• Dataset records
◆ ◆ ◆ ◆
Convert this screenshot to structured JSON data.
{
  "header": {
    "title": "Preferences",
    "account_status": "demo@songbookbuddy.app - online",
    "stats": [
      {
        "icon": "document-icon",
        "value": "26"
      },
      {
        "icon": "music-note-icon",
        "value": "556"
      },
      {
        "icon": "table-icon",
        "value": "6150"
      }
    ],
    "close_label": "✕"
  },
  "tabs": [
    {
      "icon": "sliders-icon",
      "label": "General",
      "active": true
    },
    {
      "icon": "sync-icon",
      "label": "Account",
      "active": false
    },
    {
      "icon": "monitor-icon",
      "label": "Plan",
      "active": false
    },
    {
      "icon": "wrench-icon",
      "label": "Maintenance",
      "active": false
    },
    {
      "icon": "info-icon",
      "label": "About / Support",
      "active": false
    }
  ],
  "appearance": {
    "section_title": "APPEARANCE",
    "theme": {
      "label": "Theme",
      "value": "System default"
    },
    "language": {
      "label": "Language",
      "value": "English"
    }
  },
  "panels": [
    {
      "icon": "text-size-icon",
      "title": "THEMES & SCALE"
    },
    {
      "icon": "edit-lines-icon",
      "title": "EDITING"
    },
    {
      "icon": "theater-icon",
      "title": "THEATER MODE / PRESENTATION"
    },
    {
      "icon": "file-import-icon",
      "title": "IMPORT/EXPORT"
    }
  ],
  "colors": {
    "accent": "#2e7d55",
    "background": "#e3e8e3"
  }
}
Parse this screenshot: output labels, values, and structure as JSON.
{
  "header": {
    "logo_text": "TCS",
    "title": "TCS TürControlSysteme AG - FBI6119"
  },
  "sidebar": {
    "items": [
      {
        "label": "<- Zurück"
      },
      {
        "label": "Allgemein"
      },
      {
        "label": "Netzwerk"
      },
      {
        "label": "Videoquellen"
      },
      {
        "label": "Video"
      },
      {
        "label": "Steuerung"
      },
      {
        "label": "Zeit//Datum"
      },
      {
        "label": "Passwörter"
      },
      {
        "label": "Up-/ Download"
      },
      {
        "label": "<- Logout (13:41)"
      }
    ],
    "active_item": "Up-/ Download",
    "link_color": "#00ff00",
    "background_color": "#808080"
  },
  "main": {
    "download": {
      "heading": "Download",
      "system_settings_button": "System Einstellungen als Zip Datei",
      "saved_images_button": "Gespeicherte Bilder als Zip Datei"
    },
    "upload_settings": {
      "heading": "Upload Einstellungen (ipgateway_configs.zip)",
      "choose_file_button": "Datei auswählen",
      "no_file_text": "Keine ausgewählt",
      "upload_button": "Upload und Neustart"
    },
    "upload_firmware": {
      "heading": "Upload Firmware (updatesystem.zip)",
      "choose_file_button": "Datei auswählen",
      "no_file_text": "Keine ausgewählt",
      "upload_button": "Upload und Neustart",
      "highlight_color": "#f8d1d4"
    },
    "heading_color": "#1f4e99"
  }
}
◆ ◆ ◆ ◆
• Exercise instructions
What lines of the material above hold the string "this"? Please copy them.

• Output of the exercise
Convert this screenshot to structured JSON data.
Parse this screenshot: output labels, values, and structure as JSON.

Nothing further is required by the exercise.